Merrell making name in secondary
HUNTINGTON — As the calendar turned to 2018 many months ago, Marshall University defensive back Kereon Merrell took a long hard look in the mirror.
In 2018, his first season of NCAA Division I football coming from junior college, Merrell saw limited action on the field in special teams situations.
At that point, Merrell had a choice to make. He could either be happy within his role or hungry for a bigger role. Merrell chose the latter and the hunger of wanting to become a needed cog of Marshall’s defense fueled him throughout the offseason.
Now, with Marshall just eight days from its season opener, Merrell finds himself in that desired expanded role as part of the defensive rotation.
As the offseason wore on, though, Merrell learned that his improvement was just not vital for his own needs, but also for those of his position room.
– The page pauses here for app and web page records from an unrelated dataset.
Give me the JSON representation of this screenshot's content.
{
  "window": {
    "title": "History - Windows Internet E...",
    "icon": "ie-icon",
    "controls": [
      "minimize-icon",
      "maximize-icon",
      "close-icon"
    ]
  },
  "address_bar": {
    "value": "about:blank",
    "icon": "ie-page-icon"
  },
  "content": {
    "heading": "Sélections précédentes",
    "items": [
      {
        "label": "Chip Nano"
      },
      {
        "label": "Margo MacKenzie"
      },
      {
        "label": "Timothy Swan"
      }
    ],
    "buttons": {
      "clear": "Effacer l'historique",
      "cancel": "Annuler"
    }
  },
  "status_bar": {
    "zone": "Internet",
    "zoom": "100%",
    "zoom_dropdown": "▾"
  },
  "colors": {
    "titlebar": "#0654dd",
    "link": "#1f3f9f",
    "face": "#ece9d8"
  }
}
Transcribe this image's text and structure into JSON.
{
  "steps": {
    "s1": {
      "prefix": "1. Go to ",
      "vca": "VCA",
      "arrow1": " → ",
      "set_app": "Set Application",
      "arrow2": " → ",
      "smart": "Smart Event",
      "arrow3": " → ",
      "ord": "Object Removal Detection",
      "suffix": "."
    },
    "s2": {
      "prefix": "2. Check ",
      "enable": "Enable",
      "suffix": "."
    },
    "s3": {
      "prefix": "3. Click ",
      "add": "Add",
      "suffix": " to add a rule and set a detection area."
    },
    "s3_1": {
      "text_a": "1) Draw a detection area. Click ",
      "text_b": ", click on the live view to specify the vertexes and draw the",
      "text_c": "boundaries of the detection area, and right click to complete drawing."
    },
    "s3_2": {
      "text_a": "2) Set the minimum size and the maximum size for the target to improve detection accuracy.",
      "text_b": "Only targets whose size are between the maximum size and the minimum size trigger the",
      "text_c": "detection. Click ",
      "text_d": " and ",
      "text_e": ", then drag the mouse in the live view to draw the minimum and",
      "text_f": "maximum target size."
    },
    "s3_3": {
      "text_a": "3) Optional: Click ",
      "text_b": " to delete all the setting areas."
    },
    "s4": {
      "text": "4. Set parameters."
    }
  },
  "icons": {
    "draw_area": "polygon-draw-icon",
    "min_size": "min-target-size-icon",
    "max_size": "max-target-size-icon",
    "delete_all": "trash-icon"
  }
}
“I’m just focusing on trying to be consistent every single day and trying to gain trust of my teammates and coaches,” Merrell said. “I want to take on leadership, not only with myself, but with the guys in my room and show the younger guys how to go about things.”
After coming to Marshall from Dodge City (Kansas) Community College prior to the 2017 campaign, Merrell had just two tackles in nine games last year and was mostly used in special teams duties.
However, Marshall head coach Doc Holliday started to notice him emerge in the spring and his development continued throughout the summer.
“Every year, certain guys have to step up, and when it’s their turn, they normally do,” Holliday said. “In this case, he had to step up for us and he’s done a tremendous job for us, not only in the offseason, but he’s carried it over to camp.”
The understanding of the responsibility on the field and within the position room is one of the reasons why cornerbacks coach Mike Treier has put more trust in Merrell in preseason camp and, now, into game preparation.
“He’s always been a mature kid,” Treier said. “Last year, he had a period in which he needed to get acclimated and just learn the defense. That takes a little bit of time, but now, he’s got a year with fall and another spring and he knows what he’s doing. We’re confident in Kereon.”
Despite being one of the older guys in the cornerbacks room, Merrell has no sense of entitlement to his playing time because he’s a senior.
“When you look on film, the competition is there,” Merrell said. “Every day, you know you’ve got someone behind you that is going to force you to get better and force you to make plays. You can’t go a day without making a play because you know a younger guy that is doing the same thing you are.”
Merrell is all about competition — whether that is battling to make more plays than his fellow cornerbacks in an effort to push each other in a positive way or the battle with the Herd’s talented wide receiver group in one-on-one situations.
The 5-foot-11, 177-pound senior from Vienna, Georgia, said each day he goes out to the practice field knowing the wide receivers will make him work for every defensive play he makes.
“You know every day that you’re getting Brady’s best, and every day, you are getting Willie’s best, you are getting the best from Marcel, Obi and all those guys,” Merrell said. “I can keep going on and on with the guys in that group. You’ve just got to come out and be focused because they want you and you want them at the end of the day.”
Holliday has stated previously he wants his seniors playing their best football. Merrell is intent on making sure that happens for himself in 2018.